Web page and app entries
------------------------------------------------------------

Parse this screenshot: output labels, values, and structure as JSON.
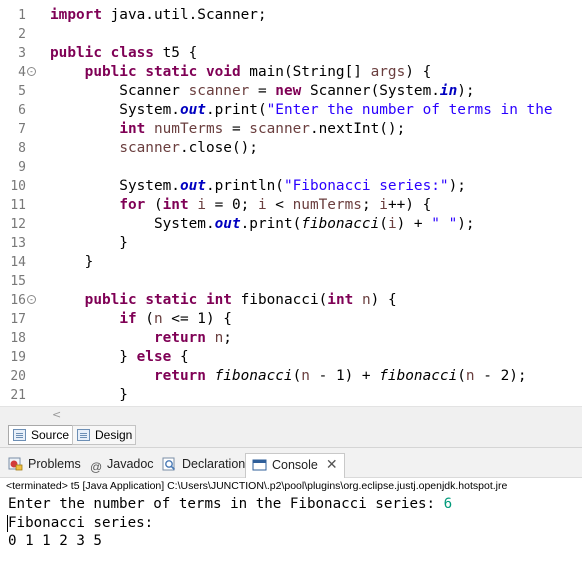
{
  "editor": {
    "lines": [
      {
        "num": "1",
        "fold": "",
        "segs": [
          {
            "t": "import",
            "c": "kw"
          },
          {
            "t": " java.util.Scanner;",
            "c": ""
          }
        ]
      },
      {
        "num": "2",
        "fold": "",
        "segs": []
      },
      {
        "num": "3",
        "fold": "",
        "segs": [
          {
            "t": "public",
            "c": "kw"
          },
          {
            "t": " ",
            "c": ""
          },
          {
            "t": "class",
            "c": "kw"
          },
          {
            "t": " t5 {",
            "c": ""
          }
        ]
      },
      {
        "num": "4",
        "fold": "-",
        "segs": [
          {
            "t": "    ",
            "c": ""
          },
          {
            "t": "public",
            "c": "kw"
          },
          {
            "t": " ",
            "c": ""
          },
          {
            "t": "static",
            "c": "kw"
          },
          {
            "t": " ",
            "c": ""
          },
          {
            "t": "void",
            "c": "kw"
          },
          {
            "t": " main(String[] ",
            "c": ""
          },
          {
            "t": "args",
            "c": "var"
          },
          {
            "t": ") {",
            "c": ""
          }
        ]
      },
      {
        "num": "5",
        "fold": "",
        "segs": [
          {
            "t": "        Scanner ",
            "c": ""
          },
          {
            "t": "scanner",
            "c": "var"
          },
          {
            "t": " = ",
            "c": ""
          },
          {
            "t": "new",
            "c": "kw"
          },
          {
            "t": " Scanner(System.",
            "c": ""
          },
          {
            "t": "in",
            "c": "fld"
          },
          {
            "t": ");",
            "c": ""
          }
        ]
      },
      {
        "num": "6",
        "fold": "",
        "segs": [
          {
            "t": "        System.",
            "c": ""
          },
          {
            "t": "out",
            "c": "fld"
          },
          {
            "t": ".print(",
            "c": ""
          },
          {
            "t": "\"Enter the number of terms in the",
            "c": "str"
          }
        ]
      },
      {
        "num": "7",
        "fold": "",
        "segs": [
          {
            "t": "        ",
            "c": ""
          },
          {
            "t": "int",
            "c": "kw"
          },
          {
            "t": " ",
            "c": ""
          },
          {
            "t": "numTerms",
            "c": "var"
          },
          {
            "t": " = ",
            "c": ""
          },
          {
            "t": "scanner",
            "c": "var"
          },
          {
            "t": ".nextInt();",
            "c": ""
          }
        ]
      },
      {
        "num": "8",
        "fold": "",
        "segs": [
          {
            "t": "        ",
            "c": ""
          },
          {
            "t": "scanner",
            "c": "var"
          },
          {
            "t": ".close();",
            "c": ""
          }
        ]
      },
      {
        "num": "9",
        "fold": "",
        "segs": []
      },
      {
        "num": "10",
        "fold": "",
        "segs": [
          {
            "t": "        System.",
            "c": ""
          },
          {
            "t": "out",
            "c": "fld"
          },
          {
            "t": ".println(",
            "c": ""
          },
          {
            "t": "\"Fibonacci series:\"",
            "c": "str"
          },
          {
            "t": ");",
            "c": ""
          }
        ]
      },
      {
        "num": "11",
        "fold": "",
        "segs": [
          {
            "t": "        ",
            "c": ""
          },
          {
            "t": "for",
            "c": "kw"
          },
          {
            "t": " (",
            "c": ""
          },
          {
            "t": "int",
            "c": "kw"
          },
          {
            "t": " ",
            "c": ""
          },
          {
            "t": "i",
            "c": "var"
          },
          {
            "t": " = 0; ",
            "c": ""
          },
          {
            "t": "i",
            "c": "var"
          },
          {
            "t": " < ",
            "c": ""
          },
          {
            "t": "numTerms",
            "c": "var"
          },
          {
            "t": "; ",
            "c": ""
          },
          {
            "t": "i",
            "c": "var"
          },
          {
            "t": "++) {",
            "c": ""
          }
        ]
      },
      {
        "num": "12",
        "fold": "",
        "segs": [
          {
            "t": "            System.",
            "c": ""
          },
          {
            "t": "out",
            "c": "fld"
          },
          {
            "t": ".print(",
            "c": ""
          },
          {
            "t": "fibonacci",
            "c": "mcall"
          },
          {
            "t": "(",
            "c": ""
          },
          {
            "t": "i",
            "c": "var"
          },
          {
            "t": ") + ",
            "c": ""
          },
          {
            "t": "\" \"",
            "c": "str"
          },
          {
            "t": ");",
            "c": ""
          }
        ]
      },
      {
        "num": "13",
        "fold": "",
        "segs": [
          {
            "t": "        }",
            "c": ""
          }
        ]
      },
      {
        "num": "14",
        "fold": "",
        "segs": [
          {
            "t": "    }",
            "c": ""
          }
        ]
      },
      {
        "num": "15",
        "fold": "",
        "segs": []
      },
      {
        "num": "16",
        "fold": "-",
        "segs": [
          {
            "t": "    ",
            "c": ""
          },
          {
            "t": "public",
            "c": "kw"
          },
          {
            "t": " ",
            "c": ""
          },
          {
            "t": "static",
            "c": "kw"
          },
          {
            "t": " ",
            "c": ""
          },
          {
            "t": "int",
            "c": "kw"
          },
          {
            "t": " fibonacci(",
            "c": ""
          },
          {
            "t": "int",
            "c": "kw"
          },
          {
            "t": " ",
            "c": ""
          },
          {
            "t": "n",
            "c": "var"
          },
          {
            "t": ") {",
            "c": ""
          }
        ]
      },
      {
        "num": "17",
        "fold": "",
        "segs": [
          {
            "t": "        ",
            "c": ""
          },
          {
            "t": "if",
            "c": "kw"
          },
          {
            "t": " (",
            "c": ""
          },
          {
            "t": "n",
            "c": "var"
          },
          {
            "t": " <= 1) {",
            "c": ""
          }
        ]
      },
      {
        "num": "18",
        "fold": "",
        "segs": [
          {
            "t": "            ",
            "c": ""
          },
          {
            "t": "return",
            "c": "kw"
          },
          {
            "t": " ",
            "c": ""
          },
          {
            "t": "n",
            "c": "var"
          },
          {
            "t": ";",
            "c": ""
          }
        ]
      },
      {
        "num": "19",
        "fold": "",
        "segs": [
          {
            "t": "        } ",
            "c": ""
          },
          {
            "t": "else",
            "c": "kw"
          },
          {
            "t": " {",
            "c": ""
          }
        ]
      },
      {
        "num": "20",
        "fold": "",
        "segs": [
          {
            "t": "            ",
            "c": ""
          },
          {
            "t": "return",
            "c": "kw"
          },
          {
            "t": " ",
            "c": ""
          },
          {
            "t": "fibonacci",
            "c": "mcall"
          },
          {
            "t": "(",
            "c": ""
          },
          {
            "t": "n",
            "c": "var"
          },
          {
            "t": " - 1) + ",
            "c": ""
          },
          {
            "t": "fibonacci",
            "c": "mcall"
          },
          {
            "t": "(",
            "c": ""
          },
          {
            "t": "n",
            "c": "var"
          },
          {
            "t": " - 2);",
            "c": ""
          }
        ]
      },
      {
        "num": "21",
        "fold": "",
        "segs": [
          {
            "t": "        }",
            "c": ""
          }
        ]
      }
    ],
    "scroll_left_arrow": "<"
  },
  "editor_tabs": {
    "source": "Source",
    "design": "Design"
  },
  "views": {
    "problems": "Problems",
    "javadoc": "Javadoc",
    "declaration": "Declaration",
    "console": "Console",
    "close_glyph": "✕"
  },
  "console": {
    "status": "<terminated> t5 [Java Application] C:\\Users\\JUNCTION\\.p2\\pool\\plugins\\org.eclipse.justj.openjdk.hotspot.jre",
    "prompt": "Enter the number of terms in the Fibonacci series: ",
    "user_input": "6",
    "line2": "Fibonacci series:",
    "line3": "0 1 1 2 3 5"
  },
  "colors": {
    "keyword": "#7f0055",
    "string": "#2a00ff",
    "field": "#0000c0",
    "local_var": "#6a3e3e",
    "user_input": "#009a7a"
  }
}
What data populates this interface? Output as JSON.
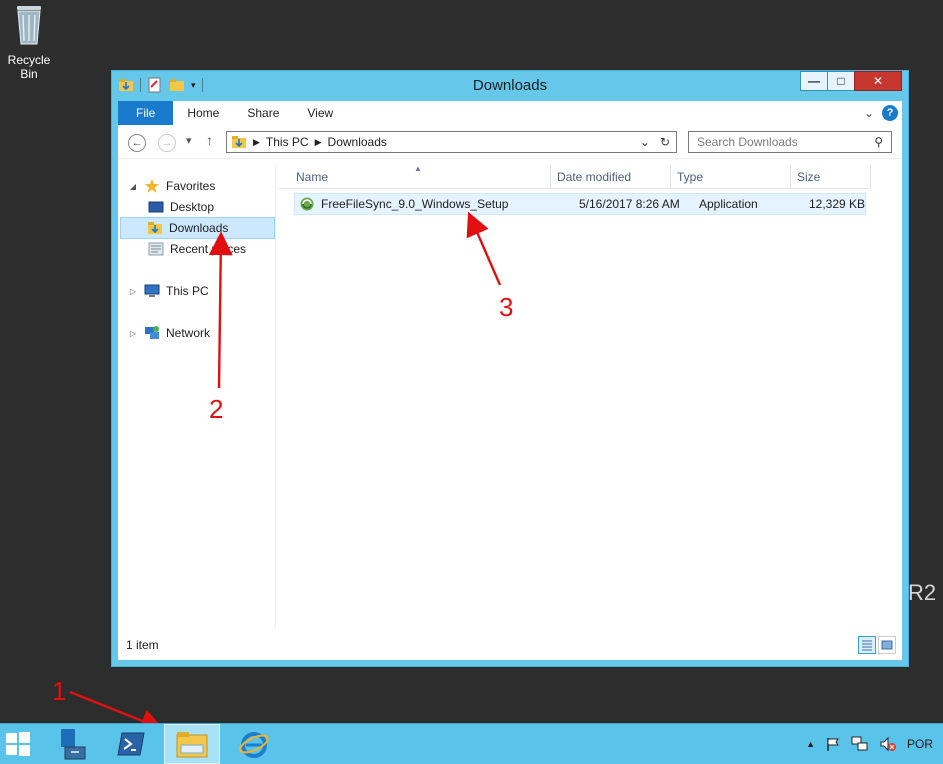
{
  "desktop": {
    "recycle_bin_label": "Recycle Bin",
    "watermark": "R2"
  },
  "window": {
    "title": "Downloads",
    "minimize": "—",
    "maximize": "□",
    "close": "✕"
  },
  "ribbon": {
    "tabs": [
      "File",
      "Home",
      "Share",
      "View"
    ],
    "chevron": "⌄",
    "help": "?"
  },
  "address": {
    "segments": [
      "This PC",
      "Downloads"
    ],
    "dropdown": "⌄",
    "refresh": "↻"
  },
  "search": {
    "placeholder": "Search Downloads",
    "icon": "⚲"
  },
  "nav": {
    "back": "←",
    "forward": "→",
    "recent": "▾",
    "up": "↑",
    "items": {
      "favorites": "Favorites",
      "desktop": "Desktop",
      "downloads": "Downloads",
      "recent_places": "Recent places",
      "this_pc": "This PC",
      "network": "Network"
    }
  },
  "columns": [
    "Name",
    "Date modified",
    "Type",
    "Size"
  ],
  "files": [
    {
      "name": "FreeFileSync_9.0_Windows_Setup",
      "date": "5/16/2017 8:26 AM",
      "type": "Application",
      "size": "12,329 KB"
    }
  ],
  "status": {
    "count": "1 item"
  },
  "annotations": [
    "1",
    "2",
    "3"
  ],
  "taskbar": {
    "language": "POR"
  },
  "colors": {
    "window_frame": "#65c7ea",
    "taskbar": "#5ac3ea",
    "file_tab": "#1979ca",
    "annotation": "#e01010",
    "selection": "#cce8ff"
  }
}
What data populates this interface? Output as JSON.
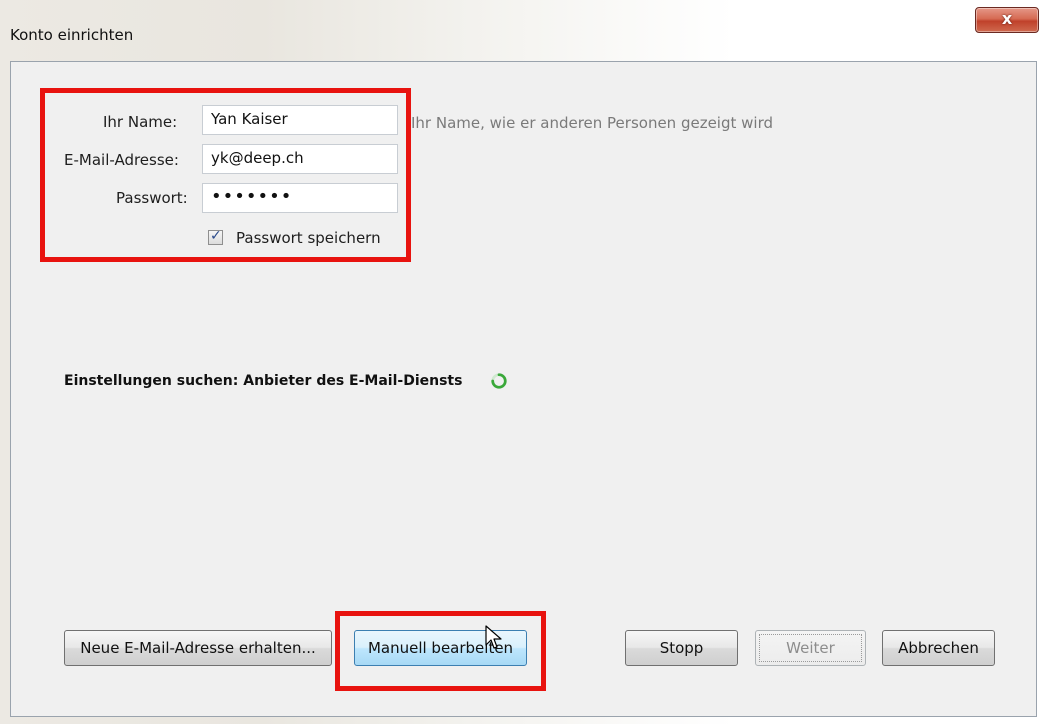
{
  "window": {
    "title": "Konto einrichten",
    "close_label": "x"
  },
  "form": {
    "name_label": "Ihr Name:",
    "name_value": "Yan Kaiser",
    "name_hint": "Ihr Name, wie er anderen Personen gezeigt wird",
    "email_label": "E-Mail-Adresse:",
    "email_value": "yk@deep.ch",
    "password_label": "Passwort:",
    "password_value": "•••••••",
    "remember_label": "Passwort speichern",
    "remember_checked": true
  },
  "status": {
    "text": "Einstellungen suchen: Anbieter des E-Mail-Diensts"
  },
  "buttons": {
    "new_address": "Neue E-Mail-Adresse erhalten...",
    "manual_edit": "Manuell bearbeiten",
    "stop": "Stopp",
    "next": "Weiter",
    "cancel": "Abbrechen"
  },
  "colors": {
    "highlight_box": "#e8130f",
    "spinner": "#3aa83a"
  }
}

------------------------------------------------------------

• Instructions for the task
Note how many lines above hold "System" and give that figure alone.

• Worked solution
4